> Directions for this task: Below are some records. Pull every line that contains the word "header".

(Data extracted from a collection)
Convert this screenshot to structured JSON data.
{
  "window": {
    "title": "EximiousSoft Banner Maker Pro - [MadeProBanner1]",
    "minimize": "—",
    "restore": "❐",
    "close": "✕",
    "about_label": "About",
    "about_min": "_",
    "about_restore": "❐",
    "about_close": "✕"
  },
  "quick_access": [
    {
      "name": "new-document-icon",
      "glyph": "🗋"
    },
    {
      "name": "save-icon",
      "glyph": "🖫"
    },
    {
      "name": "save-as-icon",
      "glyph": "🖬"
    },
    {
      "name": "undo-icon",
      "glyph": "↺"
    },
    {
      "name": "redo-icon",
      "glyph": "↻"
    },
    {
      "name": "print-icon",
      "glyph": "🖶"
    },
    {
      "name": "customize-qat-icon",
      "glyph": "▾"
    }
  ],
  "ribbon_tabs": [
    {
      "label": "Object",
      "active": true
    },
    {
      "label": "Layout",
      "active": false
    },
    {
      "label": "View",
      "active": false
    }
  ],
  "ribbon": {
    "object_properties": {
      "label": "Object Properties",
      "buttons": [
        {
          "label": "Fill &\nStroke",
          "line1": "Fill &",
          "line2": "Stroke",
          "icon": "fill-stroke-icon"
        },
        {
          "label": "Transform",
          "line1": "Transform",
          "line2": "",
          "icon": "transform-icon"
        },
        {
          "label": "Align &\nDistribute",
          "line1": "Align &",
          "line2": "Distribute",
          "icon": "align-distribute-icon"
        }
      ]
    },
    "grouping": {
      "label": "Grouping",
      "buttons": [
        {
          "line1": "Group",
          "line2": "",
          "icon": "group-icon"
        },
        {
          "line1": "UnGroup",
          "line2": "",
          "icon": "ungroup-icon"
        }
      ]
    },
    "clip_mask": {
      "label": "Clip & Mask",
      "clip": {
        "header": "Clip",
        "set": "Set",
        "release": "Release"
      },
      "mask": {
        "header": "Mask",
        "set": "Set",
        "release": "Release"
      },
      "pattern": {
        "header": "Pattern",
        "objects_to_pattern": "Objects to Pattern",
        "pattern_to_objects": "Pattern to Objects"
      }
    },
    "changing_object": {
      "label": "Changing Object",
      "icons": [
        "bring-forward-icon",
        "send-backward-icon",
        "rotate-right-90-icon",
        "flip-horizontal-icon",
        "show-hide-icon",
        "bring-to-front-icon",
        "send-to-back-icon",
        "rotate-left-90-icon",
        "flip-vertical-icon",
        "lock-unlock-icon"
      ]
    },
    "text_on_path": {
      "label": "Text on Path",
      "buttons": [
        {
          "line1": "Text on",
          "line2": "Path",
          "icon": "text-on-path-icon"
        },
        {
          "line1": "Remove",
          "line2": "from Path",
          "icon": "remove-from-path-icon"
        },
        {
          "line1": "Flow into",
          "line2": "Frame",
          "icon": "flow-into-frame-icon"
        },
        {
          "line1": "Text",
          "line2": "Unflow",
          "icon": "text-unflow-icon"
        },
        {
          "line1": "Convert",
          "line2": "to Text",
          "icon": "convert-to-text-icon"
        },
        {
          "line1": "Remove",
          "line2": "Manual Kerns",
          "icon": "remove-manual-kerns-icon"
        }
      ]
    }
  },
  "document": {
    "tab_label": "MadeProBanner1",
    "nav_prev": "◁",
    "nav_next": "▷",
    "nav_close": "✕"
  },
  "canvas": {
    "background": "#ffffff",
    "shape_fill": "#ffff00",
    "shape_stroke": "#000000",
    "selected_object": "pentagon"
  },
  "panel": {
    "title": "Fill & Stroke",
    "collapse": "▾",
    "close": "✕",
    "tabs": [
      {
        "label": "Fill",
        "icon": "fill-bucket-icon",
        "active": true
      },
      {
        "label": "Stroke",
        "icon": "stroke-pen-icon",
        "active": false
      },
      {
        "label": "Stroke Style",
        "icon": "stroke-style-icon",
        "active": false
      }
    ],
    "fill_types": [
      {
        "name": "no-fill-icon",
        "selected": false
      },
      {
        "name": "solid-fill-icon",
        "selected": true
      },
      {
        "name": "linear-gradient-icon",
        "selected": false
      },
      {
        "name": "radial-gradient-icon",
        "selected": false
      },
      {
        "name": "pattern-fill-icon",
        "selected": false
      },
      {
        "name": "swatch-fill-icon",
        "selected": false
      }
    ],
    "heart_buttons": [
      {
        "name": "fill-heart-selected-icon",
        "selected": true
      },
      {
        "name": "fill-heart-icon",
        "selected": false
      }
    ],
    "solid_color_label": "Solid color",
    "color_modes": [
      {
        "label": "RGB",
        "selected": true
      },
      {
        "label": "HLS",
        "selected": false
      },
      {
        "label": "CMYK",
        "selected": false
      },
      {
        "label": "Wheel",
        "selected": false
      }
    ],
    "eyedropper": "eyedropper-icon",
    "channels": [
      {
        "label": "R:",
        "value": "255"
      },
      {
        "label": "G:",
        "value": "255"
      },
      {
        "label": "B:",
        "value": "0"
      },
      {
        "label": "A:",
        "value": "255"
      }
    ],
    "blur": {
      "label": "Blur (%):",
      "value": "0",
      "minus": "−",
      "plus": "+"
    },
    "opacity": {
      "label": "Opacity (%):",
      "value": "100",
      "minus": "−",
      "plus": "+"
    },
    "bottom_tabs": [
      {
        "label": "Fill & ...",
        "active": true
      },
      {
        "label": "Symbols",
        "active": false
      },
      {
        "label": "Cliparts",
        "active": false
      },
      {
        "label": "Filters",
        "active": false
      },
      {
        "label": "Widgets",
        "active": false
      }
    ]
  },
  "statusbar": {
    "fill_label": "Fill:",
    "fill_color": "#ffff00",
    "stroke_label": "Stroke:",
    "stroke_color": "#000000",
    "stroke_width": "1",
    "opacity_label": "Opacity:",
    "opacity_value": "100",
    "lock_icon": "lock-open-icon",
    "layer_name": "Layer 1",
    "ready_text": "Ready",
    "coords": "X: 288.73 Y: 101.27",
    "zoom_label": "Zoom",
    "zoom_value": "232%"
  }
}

> Output for this task:
        "header": "Clip",
        "header": "Mask",
        "header": "Pattern",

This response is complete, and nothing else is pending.